Introduction: About the thirtieth year of practice marks a significant milestone for veterinarians, as it often brings about a career transition period. During this time, veterinarians may consider shifting from full-time to part-time work or even making a break from the workplace altogether. They may also explore alternative work structures such as consulting, relief veterinary work, teaching, or mentorship. This stage of their career also requires careful financial planning, not only for retirement but also for achieving their desired lifestyle and goals in the years to come. In this blog post, we will discuss key financial considerations for veterinarians as they navigate the transition to retirement.
Transitioning to Retirement: At this stage, veterinarians should start envisioning their retirement and how they want to spend their time. Will they engage in seasonal living based on climates? Will they travel? What activities will fill their time? It is important to consider how they will keep their minds and bodies active and if they have any goals they wanted to accomplish during their working years but now have the time to pursue.
Succession Planning and Business Transition: For practice owners, transitioning their business becomes a critical consideration. Succession planning should ideally begin at least three to five years before they intend to exit the practice. This timeline allows for the formulation of a solid plan and sufficient time to find a suitable successor. Practice sales can take considerable time, with listings taking years to sell. Considerations such as selling to an individual or a larger corporate entity, the terms of the sale (outright, phased, or asset sale), and the possibility of leasing the building back to the new owner should also be addressed.
Retirement Income Planning: Determining income needs in retirement is crucial to support the desired lifestyle. Social security planning plays a vital role, and there is no one-size-fits-all approach. Deciding when to start receiving social security benefits should be based on individual circumstances. Other income sources, such as revenue from the practice sale or lease income, should also be considered. Assessing spousal retirement income and social security benefits is important as well. Working part-time during the early stages of retirement may provide additional income.
Asset Allocation and Drawdown Strategies: Once a baseline of guaranteed income is established, veterinarians can evaluate their retirement savings assets. Based on income streams and lifestyle goals, they can determine if their current assets will adequately support their needs. Implementing a suitable asset allocation and drawdown strategy will ensure the sustainability of their retirement savings.

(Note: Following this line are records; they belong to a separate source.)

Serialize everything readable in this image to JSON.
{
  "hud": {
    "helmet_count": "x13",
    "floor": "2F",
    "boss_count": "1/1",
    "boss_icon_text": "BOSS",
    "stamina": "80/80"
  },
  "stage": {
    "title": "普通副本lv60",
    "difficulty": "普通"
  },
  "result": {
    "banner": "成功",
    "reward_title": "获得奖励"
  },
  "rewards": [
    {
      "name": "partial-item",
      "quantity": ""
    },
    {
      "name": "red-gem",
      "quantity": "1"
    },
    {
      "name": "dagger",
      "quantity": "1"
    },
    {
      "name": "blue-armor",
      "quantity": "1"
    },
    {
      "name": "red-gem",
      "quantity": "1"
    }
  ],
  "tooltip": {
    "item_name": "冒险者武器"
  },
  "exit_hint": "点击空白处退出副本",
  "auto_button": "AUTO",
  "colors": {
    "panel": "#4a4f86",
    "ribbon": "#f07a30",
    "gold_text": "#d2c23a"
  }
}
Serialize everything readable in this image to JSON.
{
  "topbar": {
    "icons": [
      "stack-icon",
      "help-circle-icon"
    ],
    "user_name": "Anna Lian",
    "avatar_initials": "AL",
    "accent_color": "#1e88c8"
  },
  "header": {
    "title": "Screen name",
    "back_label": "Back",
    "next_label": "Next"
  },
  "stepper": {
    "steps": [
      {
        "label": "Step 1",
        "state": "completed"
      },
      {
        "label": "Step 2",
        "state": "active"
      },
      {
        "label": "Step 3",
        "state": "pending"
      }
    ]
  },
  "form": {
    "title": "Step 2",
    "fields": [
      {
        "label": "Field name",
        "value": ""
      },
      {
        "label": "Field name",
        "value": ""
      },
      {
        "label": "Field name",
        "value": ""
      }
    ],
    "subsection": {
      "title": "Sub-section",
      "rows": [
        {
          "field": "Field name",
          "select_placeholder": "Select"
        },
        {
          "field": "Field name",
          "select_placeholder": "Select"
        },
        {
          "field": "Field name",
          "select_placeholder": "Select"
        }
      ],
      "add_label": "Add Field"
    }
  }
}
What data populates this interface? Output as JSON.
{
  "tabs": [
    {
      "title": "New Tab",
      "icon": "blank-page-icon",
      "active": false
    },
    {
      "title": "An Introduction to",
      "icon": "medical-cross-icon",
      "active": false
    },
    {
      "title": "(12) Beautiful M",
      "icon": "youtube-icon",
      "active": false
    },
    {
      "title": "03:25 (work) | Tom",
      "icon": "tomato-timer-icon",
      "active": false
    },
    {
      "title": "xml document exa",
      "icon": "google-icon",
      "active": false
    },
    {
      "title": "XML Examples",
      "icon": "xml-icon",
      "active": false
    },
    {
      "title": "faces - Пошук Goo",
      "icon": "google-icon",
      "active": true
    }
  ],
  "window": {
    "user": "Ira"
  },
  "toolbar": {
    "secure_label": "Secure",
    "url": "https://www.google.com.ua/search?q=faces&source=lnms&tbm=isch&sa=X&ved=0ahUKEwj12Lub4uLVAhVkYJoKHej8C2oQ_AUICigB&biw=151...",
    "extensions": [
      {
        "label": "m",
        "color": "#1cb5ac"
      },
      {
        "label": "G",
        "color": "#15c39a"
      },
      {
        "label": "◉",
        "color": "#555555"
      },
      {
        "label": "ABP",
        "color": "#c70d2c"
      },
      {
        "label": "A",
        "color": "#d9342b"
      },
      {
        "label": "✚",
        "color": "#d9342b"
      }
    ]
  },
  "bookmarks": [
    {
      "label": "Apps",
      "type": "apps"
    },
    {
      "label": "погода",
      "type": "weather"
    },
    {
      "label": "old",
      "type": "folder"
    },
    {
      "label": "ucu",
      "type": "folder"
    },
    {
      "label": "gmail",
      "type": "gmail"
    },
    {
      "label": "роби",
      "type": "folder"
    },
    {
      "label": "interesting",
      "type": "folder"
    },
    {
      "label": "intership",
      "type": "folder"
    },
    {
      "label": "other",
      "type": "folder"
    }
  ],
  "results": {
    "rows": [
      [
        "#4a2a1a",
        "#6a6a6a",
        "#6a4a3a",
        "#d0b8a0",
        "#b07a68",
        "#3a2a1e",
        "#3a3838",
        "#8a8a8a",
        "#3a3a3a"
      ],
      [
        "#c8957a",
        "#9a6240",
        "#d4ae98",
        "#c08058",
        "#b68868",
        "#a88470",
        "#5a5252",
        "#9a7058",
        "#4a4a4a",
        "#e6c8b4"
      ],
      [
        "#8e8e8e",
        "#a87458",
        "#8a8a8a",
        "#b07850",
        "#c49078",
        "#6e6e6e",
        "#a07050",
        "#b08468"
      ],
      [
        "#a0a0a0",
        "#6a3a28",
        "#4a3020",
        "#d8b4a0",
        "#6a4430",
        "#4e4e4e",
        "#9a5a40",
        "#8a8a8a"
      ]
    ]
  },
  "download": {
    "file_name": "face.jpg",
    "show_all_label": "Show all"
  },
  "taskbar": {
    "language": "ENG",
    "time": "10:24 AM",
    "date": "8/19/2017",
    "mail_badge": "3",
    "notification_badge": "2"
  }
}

Health Insurance and Medicare: Understanding health insurance needs in retirement is vital. Exploring Medicare options and considering additional coverage through Medicare supplement plans can help veterinarians meet their healthcare needs effectively.
Legacy and Estate Planning: Veterinarians should consider their legacy plans, including what they want to leave for future generations and any charitable aspirations. Depending on the size of their total assets, they should also evaluate estate tax implications and identify efficient strategies to pass on assets while minimizing potential future taxation.
Conclusion: Transitioning from a veterinary career to retirement requires careful financial planning. Veterinarians should consider their desired retirement lifestyle, alternative work structures, succession planning for practice owners, retirement income sources, asset allocation, health insurance needs, and legacy plans. Seeking the guidance of a financial professional specializing in retirement planning can greatly assist veterinarians in navigating these considerations and creating a solid financial roadmap for a fulfilling retirement.